The course id, and therefore the context id for this course is 2.
If Moodle won't let you enter the course for some reason, but you can see a link to the course, let your mouse hover over the link as in the following screenshot. Your browser will show you the address at the bottom of the window.
The front page of a Moodle site is also a course, but you can't use either of the above tricks to get the id. The front page course id is 1.
MODULE (activity or resource)
For a MODULE context, the context id is the activity or resource id. You can get the id from the URL that appears in the address bar when you're viewing the activity or resource, or from the bottom of the browser window when you let your mouse hover over a link. Here are some examples:
http://demo.moodle.org/mod/choice/view.php?id=25 http://demo.moodle.org/mod/forum/view.php?id=28 http://demo.moodle.org/mod/lesson/view.php?id=38 http://demo.moodle.org/mod/quiz/view.php?id=61 http://demo.moodle.org/mod/resource/view.php?id=10 http://demo.moodle.org/mod/resource/view.php?id=48
The context id's for these modules are 25, 28, 38, 61, 10, and 48.
For a BLOCK context, the context id is the "instanceid" of the block. To get the instanceid, turn editing on and let the mouse hover over the "eye" icon in the block header. Then take the instanceid from URL that appears in the at the bottom of the window. For example:
The context id for this block is 19. Note that for blocks, only a user who can turn editing on can get the instanceid.

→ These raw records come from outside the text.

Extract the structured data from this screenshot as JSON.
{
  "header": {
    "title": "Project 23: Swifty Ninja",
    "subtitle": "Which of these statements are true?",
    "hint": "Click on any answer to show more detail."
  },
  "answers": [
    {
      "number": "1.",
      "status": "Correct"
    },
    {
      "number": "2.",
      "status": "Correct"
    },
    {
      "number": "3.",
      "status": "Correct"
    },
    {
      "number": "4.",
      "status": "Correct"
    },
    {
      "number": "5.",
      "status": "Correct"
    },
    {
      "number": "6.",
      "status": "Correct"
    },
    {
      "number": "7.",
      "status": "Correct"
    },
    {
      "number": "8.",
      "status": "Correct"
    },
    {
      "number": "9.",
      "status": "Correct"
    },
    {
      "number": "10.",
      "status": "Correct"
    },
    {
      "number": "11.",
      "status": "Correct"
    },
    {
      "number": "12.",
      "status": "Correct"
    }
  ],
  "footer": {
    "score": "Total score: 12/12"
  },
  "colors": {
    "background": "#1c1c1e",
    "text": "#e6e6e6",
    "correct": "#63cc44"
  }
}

For a COURSECAT context, the context id is the category id. You can get the id from the URL that appears in the address bar when you're on the category page. If the site has only one category (usually called "Miscellaneous") the id is 1. If there is more than one category, the easiest way to get the category id for a specific category is to have a Category list or a Combo list on the front page of the site (or a Courses block) and let your mouse hover over one of the links. For example:

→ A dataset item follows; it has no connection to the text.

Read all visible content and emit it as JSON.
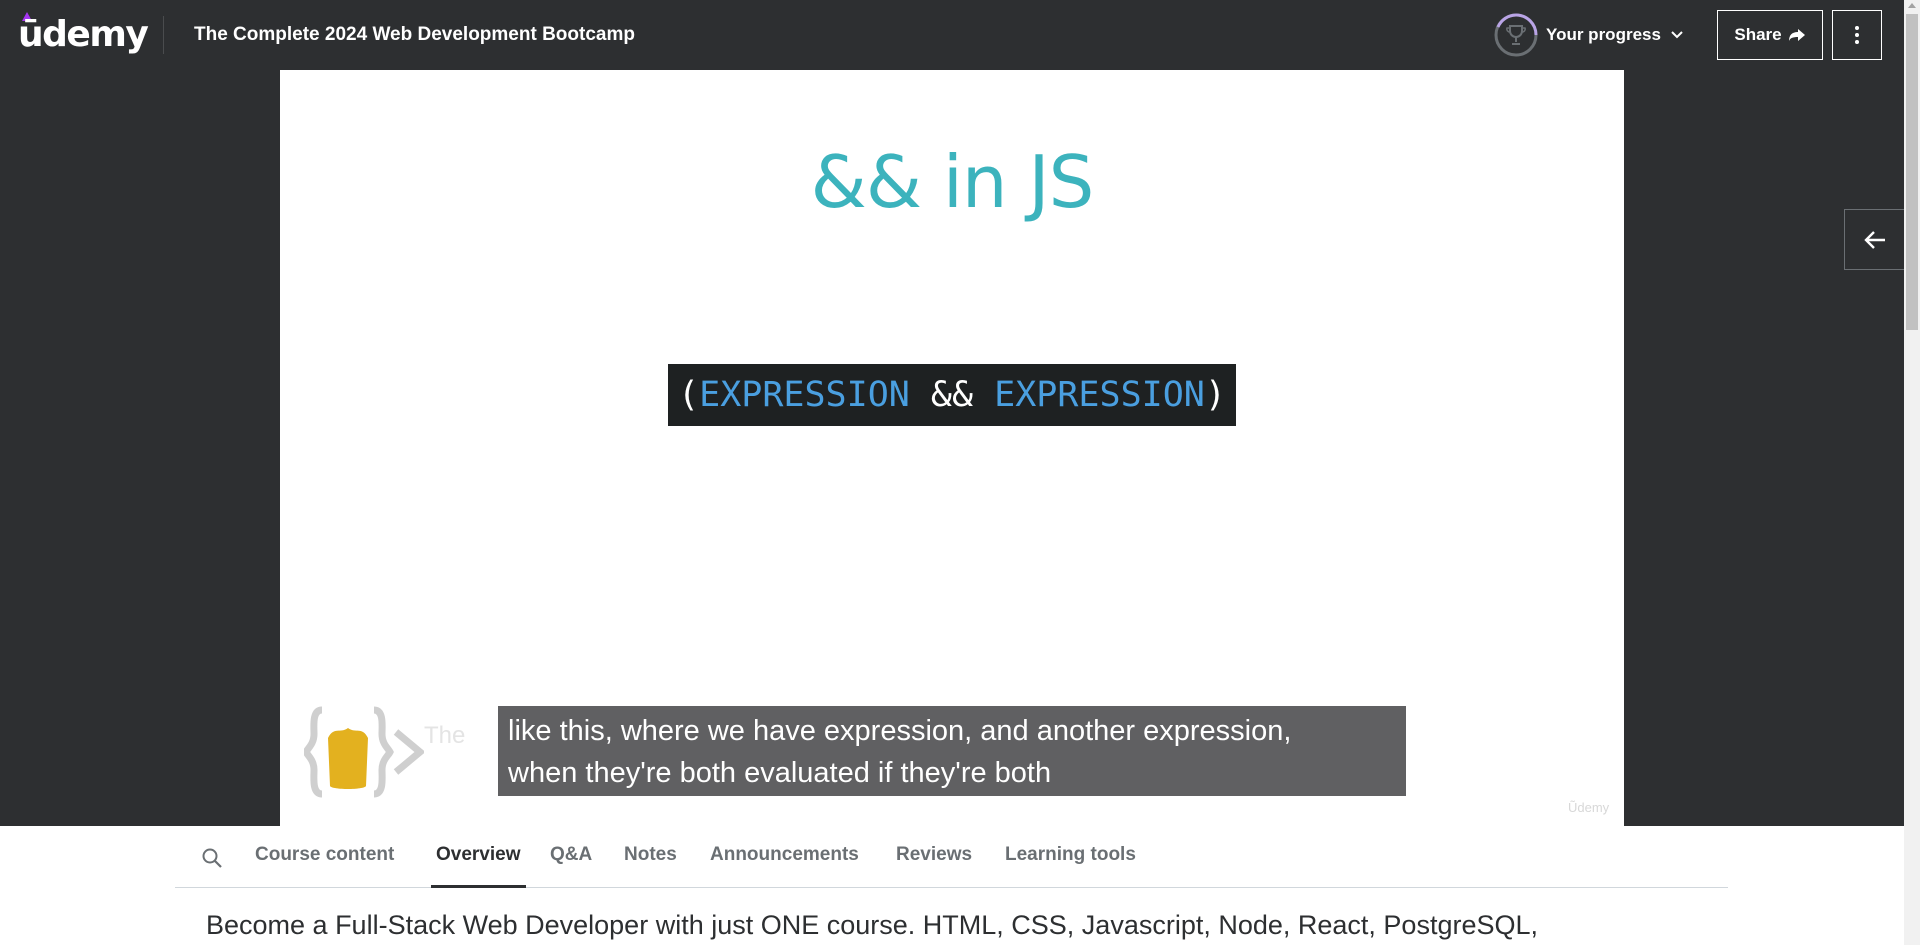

The context id for this category is 3
For a USER context, the context id is the user id. You can get the id from the URL that appears in the address bar when you're on a profile page, or from the bottom of the browser window when you let your mouse hover over a user's name. For example:

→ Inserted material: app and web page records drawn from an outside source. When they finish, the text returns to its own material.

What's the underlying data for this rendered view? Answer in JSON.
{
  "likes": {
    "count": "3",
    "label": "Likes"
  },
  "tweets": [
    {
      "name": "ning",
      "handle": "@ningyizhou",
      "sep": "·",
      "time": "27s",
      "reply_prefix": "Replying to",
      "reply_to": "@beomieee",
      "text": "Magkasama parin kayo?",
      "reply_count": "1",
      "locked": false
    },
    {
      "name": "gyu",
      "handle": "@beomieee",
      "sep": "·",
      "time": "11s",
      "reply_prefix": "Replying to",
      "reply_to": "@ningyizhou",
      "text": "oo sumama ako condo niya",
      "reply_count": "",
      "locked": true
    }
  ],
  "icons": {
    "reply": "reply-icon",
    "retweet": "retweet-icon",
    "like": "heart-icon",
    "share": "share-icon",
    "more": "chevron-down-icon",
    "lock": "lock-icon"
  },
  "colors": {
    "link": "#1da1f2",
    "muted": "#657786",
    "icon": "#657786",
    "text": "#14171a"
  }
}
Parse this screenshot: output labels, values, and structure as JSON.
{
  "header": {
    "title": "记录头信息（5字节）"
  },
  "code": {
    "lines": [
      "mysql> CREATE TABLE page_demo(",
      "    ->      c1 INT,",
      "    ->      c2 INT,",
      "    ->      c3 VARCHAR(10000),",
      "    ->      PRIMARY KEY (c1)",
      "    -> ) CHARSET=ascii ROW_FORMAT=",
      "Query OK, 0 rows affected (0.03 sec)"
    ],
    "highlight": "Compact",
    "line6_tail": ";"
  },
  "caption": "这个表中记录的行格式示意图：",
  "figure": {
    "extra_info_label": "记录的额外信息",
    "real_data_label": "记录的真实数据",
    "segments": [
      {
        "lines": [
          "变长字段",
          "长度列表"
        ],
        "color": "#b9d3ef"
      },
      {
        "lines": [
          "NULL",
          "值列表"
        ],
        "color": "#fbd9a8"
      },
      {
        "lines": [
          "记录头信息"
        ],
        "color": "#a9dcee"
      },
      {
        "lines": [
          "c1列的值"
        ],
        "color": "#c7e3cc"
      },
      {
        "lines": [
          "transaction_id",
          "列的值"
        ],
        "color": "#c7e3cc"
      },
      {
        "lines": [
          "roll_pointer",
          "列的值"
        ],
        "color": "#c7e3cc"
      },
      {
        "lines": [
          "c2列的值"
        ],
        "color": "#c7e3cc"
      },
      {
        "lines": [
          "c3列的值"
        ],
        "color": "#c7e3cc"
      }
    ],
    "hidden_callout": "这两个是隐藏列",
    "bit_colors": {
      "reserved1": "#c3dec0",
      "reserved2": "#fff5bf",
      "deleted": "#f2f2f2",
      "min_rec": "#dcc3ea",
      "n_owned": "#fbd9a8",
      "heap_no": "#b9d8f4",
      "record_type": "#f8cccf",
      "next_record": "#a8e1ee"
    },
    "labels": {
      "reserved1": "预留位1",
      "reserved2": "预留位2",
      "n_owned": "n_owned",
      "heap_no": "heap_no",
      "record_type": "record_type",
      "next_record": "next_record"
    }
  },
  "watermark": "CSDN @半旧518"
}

The context id for this user is 6
There is only one SYSTEM context. Its id is 1.
Rolesdebug says I should be able do this, but Moodle won't let me!
When this happens it is because Moodle is calculating your permission differently from the way you think it is. Here are three possibilities:
- Moodle may be calculating the permission in a different context than the one you specified (Moodle calculates some permissions explicitly in System or User contexts).
- If you are assigned any legacy roles (particularly Guest), Moodle may be ignoring the calculated permission. For example, Guest has been edited, allowing it to post to Forums, Rolesdebug will report that you can post, but Moodle will simply ignore the permission. If you ask a developer why, they will tell you "because guests can never post."
- The action you are attempting requires two or more permissions.
When such a disagreement occurs, further research will be needed to debug the problem. Sometimes you can find the answer in documentation. For example, when a permission is calculated in a different context, the documentation usually says so. Other times you will just need to read the code.